On Thursday, we divided and we conquered. Much was left to do in the two short days remaining. Xanthia and I met with Nieves, who is employed by PATH and USAID in Washington, DC as the director of the Kangaroo Program for the entire DR (which for now means the Hospital de San Vicente de Paul..). Finally, all of those implementing the Kangaroo Care program were able to sit down and discuss the challenges that the program faces. To my relief, Nieves expressed the same concerns that we, the American partners, had expressed separately. While there are major cultural barriers separating the paradigms from which we and the Dominicans are working, it was encouraging to see that these were far from insurmountable.
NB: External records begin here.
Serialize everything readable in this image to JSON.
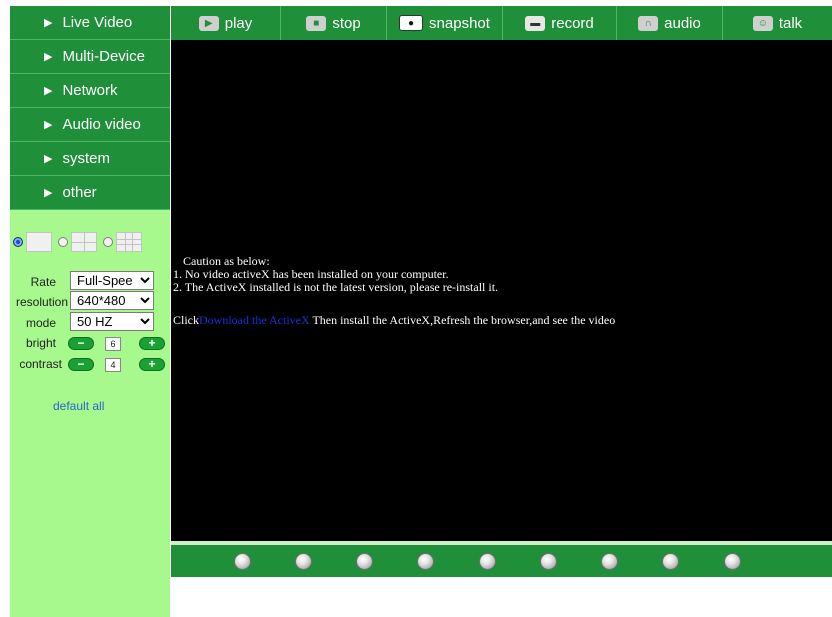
{
  "sidebar": {
    "menu": [
      "Live Video",
      "Multi-Device",
      "Network",
      "Audio video",
      "system",
      "other"
    ],
    "controls": {
      "rate_label": "Rate",
      "rate_value": "Full-Spee",
      "resolution_label": "resolution",
      "resolution_value": "640*480",
      "mode_label": "mode",
      "mode_value": "50 HZ",
      "bright_label": "bright",
      "bright_value": "6",
      "contrast_label": "contrast",
      "contrast_value": "4",
      "minus_symbol": "−",
      "plus_symbol": "+"
    },
    "default_all": "default all"
  },
  "toolbar": {
    "play": "play",
    "stop": "stop",
    "snapshot": "snapshot",
    "record": "record",
    "audio": "audio",
    "talk": "talk"
  },
  "video": {
    "caution_title": "Caution as below:",
    "line1": "1. No video activeX has been installed on your computer.",
    "line2": "2. The ActiveX installed is not the latest version, please re-install it.",
    "click": "Click",
    "download_link": "Download the ActiveX",
    "then_text": " Then install the ActiveX,Refresh the browser,and see the video"
  },
  "colors": {
    "menu_green": "#1f8f3a",
    "sidebar_bg": "#a7f98d",
    "video_bg": "#000000",
    "link_blue": "#1b2fe0"
  },
  "icons": [
    "play-icon",
    "stop-icon",
    "camera-icon",
    "record-icon",
    "headphone-icon",
    "talk-icon"
  ]
}
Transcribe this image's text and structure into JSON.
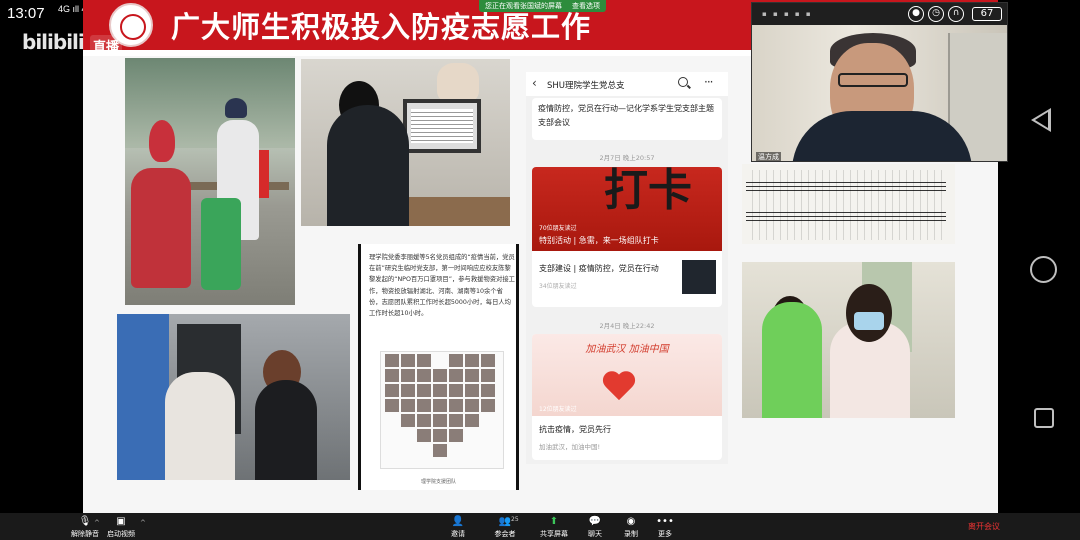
{
  "status": {
    "time": "13:07",
    "signal": "4G ıll 4G"
  },
  "overlay": {
    "logo": "bilibili",
    "live": "直播"
  },
  "screen_share": {
    "bar_left": "您正在观看张国斌的屏幕",
    "bar_right": "查看选项"
  },
  "slide": {
    "title": "广大师生积极投入防疫志愿工作",
    "text_card": "理学院党委李丽媛等5名党员组成的“疫情当前，党员在前”研究生临时党支部，第一时间响应应校友陈黎黎发起的“NPO百万口罩项目”，参与救援物资对接工作，物资投放辐射湖北、河南、湖南等10余个省份，志愿团队累积工作时长超5000小时，每日人均工作时长超10小时。",
    "text_card_caption": "理学院支援团队"
  },
  "phone": {
    "title": "SHU理院学生党总支",
    "article1": "疫情防控，党员在行动—记化学系学生党支部主题支部会议",
    "time1": "2月7日 晚上20:57",
    "cardA_glyph": "打卡",
    "cardA_views": "70位朋友读过",
    "cardA_caption": "特别活动 | 急需，来一场组队打卡",
    "cardA_sub": "支部建设 | 疫情防控，党员在行动",
    "cardA_sub_views": "34位朋友读过",
    "time2": "2月4日 晚上22:42",
    "cardB_slogan": "加油武汉 加油中国",
    "cardB_views": "12位朋友读过",
    "cardB_title": "抗击疫情，党员先行",
    "cardB_sub": "加油武汉，加油中国!"
  },
  "webcam": {
    "name": "温方成",
    "battery": "67"
  },
  "toolbar": {
    "mute": "解除静音",
    "video": "启动视频",
    "invite": "邀请",
    "participants": "参会者",
    "participants_count": "25",
    "share": "共享屏幕",
    "chat": "聊天",
    "record": "录制",
    "more": "更多",
    "leave": "离开会议"
  }
}
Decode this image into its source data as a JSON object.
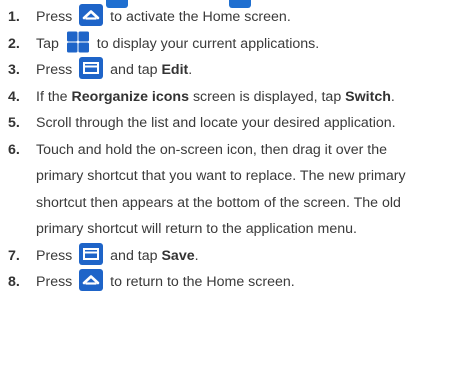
{
  "colors": {
    "icon_blue": "#1e64c8",
    "text": "#3a3a3a"
  },
  "steps": [
    {
      "num": "1.",
      "a": "Press",
      "icon": "home-icon",
      "b": "to activate the Home screen."
    },
    {
      "num": "2.",
      "a": "Tap",
      "icon": "apps-grid-icon",
      "b": "to display your current applications."
    },
    {
      "num": "3.",
      "a": "Press",
      "icon": "menu-icon",
      "b": "and tap",
      "bold": "Edit",
      "c": "."
    },
    {
      "num": "4.",
      "a": "If the",
      "bold": "Reorganize icons",
      "b": "screen is displayed, tap",
      "bold2": "Switch",
      "c": "."
    },
    {
      "num": "5.",
      "text": "Scroll through the list and locate your desired application."
    },
    {
      "num": "6.",
      "lines": [
        "Touch and hold the on-screen icon, then drag it over the",
        "primary shortcut that you want to replace. The new primary",
        "shortcut then appears at the bottom of the screen. The old",
        "primary shortcut will return to the application menu."
      ]
    },
    {
      "num": "7.",
      "a": "Press",
      "icon": "menu-icon",
      "b": "and tap",
      "bold": "Save",
      "c": "."
    },
    {
      "num": "8.",
      "a": "Press",
      "icon": "home-icon",
      "b": "to return to the Home screen."
    }
  ]
}
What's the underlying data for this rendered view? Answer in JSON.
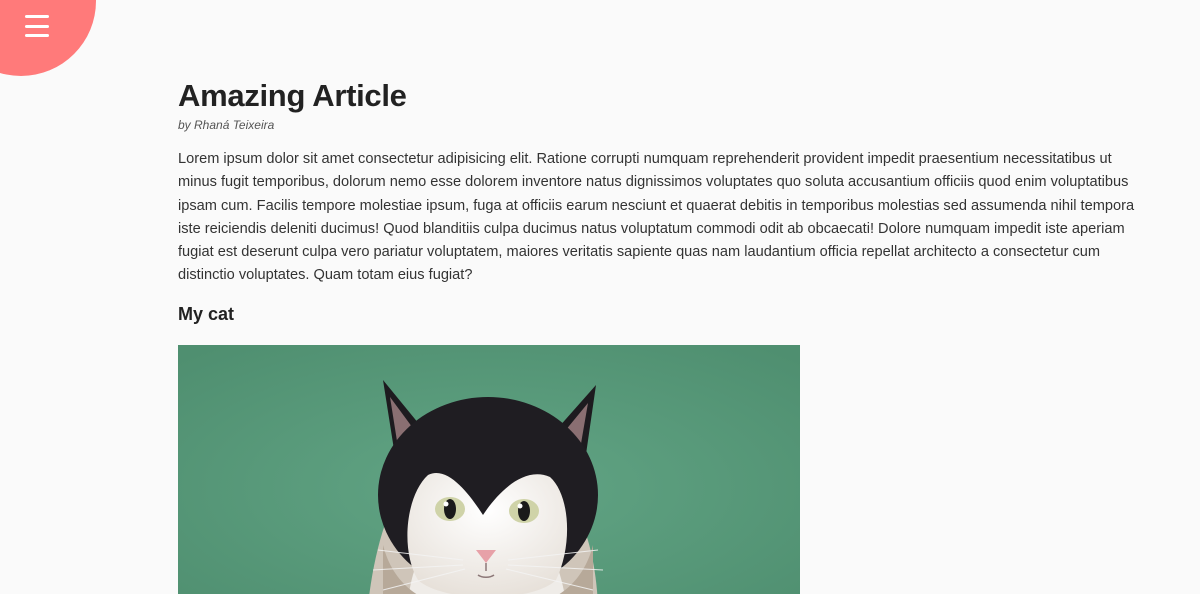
{
  "menu": {
    "icon": "hamburger-menu-icon",
    "accent_color": "#ff7a7a"
  },
  "article": {
    "title": "Amazing Article",
    "byline": "by Rhaná Teixeira",
    "body": "Lorem ipsum dolor sit amet consectetur adipisicing elit. Ratione corrupti numquam reprehenderit provident impedit praesentium necessitatibus ut minus fugit temporibus, dolorum nemo esse dolorem inventore natus dignissimos voluptates quo soluta accusantium officiis quod enim voluptatibus ipsam cum. Facilis tempore molestiae ipsum, fuga at officiis earum nesciunt et quaerat debitis in temporibus molestias sed assumenda nihil tempora iste reiciendis deleniti ducimus! Quod blanditiis culpa ducimus natus voluptatum commodi odit ab obcaecati! Dolore numquam impedit iste aperiam fugiat est deserunt culpa vero pariatur voluptatem, maiores veritatis sapiente quas nam laudantium officia repellat architecto a consectetur cum distinctio voluptates. Quam totam eius fugiat?",
    "section_heading": "My cat"
  },
  "photo": {
    "subject": "cat-photo",
    "background_color": "#5d9e7e"
  }
}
We scheduled a couple home visits of Kangaroo babies in a town just outside San Francisco, which Nieves directed. The level of detail with which she interviewed and the type of information she collected was just what had been missing previously. The collaborating doctors and nursing students were present ensuring everybody knew the expectations of these home visits.
Meanwhile, Cassie and Larkin were preparing a presentation to give to the current doulas of the hospital regarding education about unnecessary cesarean sections. They delivered their presentation today, and it was magnificent. Expecting an audience of about 10 people, they were surprised to walk into a room filled with about 100 doulas, hospital personnel and medical residents. Even the bigwigs of the hospital attended heightening nerves. Regardless, they presented research, recommendations and even a role-play beautifully—all in Spanish.
Before this presentation, though, April, Christie and Larkin were able to see the fruits of their labor. They spent a lot of this week meeting with the nurses and community members that had carried out the pilot study in a town called Vista del Valle. They analyzed the data and trained the nurses in data collection, analysis and presentation. The study essentially looked at maternal and infant outcomes. Interesting findings included that 75% of the women received C-sections, between the first and third prenatal visit most women had received their screening panel, and by one week post-partum only 27% of women were breastfeeding exclusively. The women reported that they perceived that American women formula-fed, and, thus, it was better.
Christie has been working on a project for our ethics class on sustainability. In particular, she has been interviewing people from all levels of the hospital about their lack of running water. Private clinics and many houses, including the one we’re staying at, have plenty of running water, yet the hospital only receives running water for about an hour a day. Each ward has a communal bathroom (well, most wards. Some bathroom doors are locked and those patients have to go to a different ward to void—regardless of their condition). In the shower is a large barrel that collects water for this one hour. Patients bring their own small tub to collect water and bathe. Personnel that are on call return home to shower, if they can, but many simply do not bathe. As one nurse put it, what’s the point in donning sterile gloves, gowns and masks (when they’re available…) for surgery when your hands are filthy? Great question. She interviewed nurses, residents, Jenny, community members, the director of the hospital and the director of the province. And each reported a different cause for the water shortage. The issue merits an entirely separate document (and a 30 minute presentation, which we have to give in August…).
While the others presented, Xanthia and I finally had an opportunity to teach a few of the Dominicans working on the project how to use Epi Info, which is a free data collection and analysis program. AND its free AND in Spanish! As the appointed translator for the project, it was a challenge for me since I am computer illiterate in English, much less in Spanish. With the patience of the Dominicans and especially Xanthia, and a good sense of humor we forged ahead. This tool will be an excellent resource for them to have, and they expressed much gratitude for our help.
And with that, our work is essentially finished!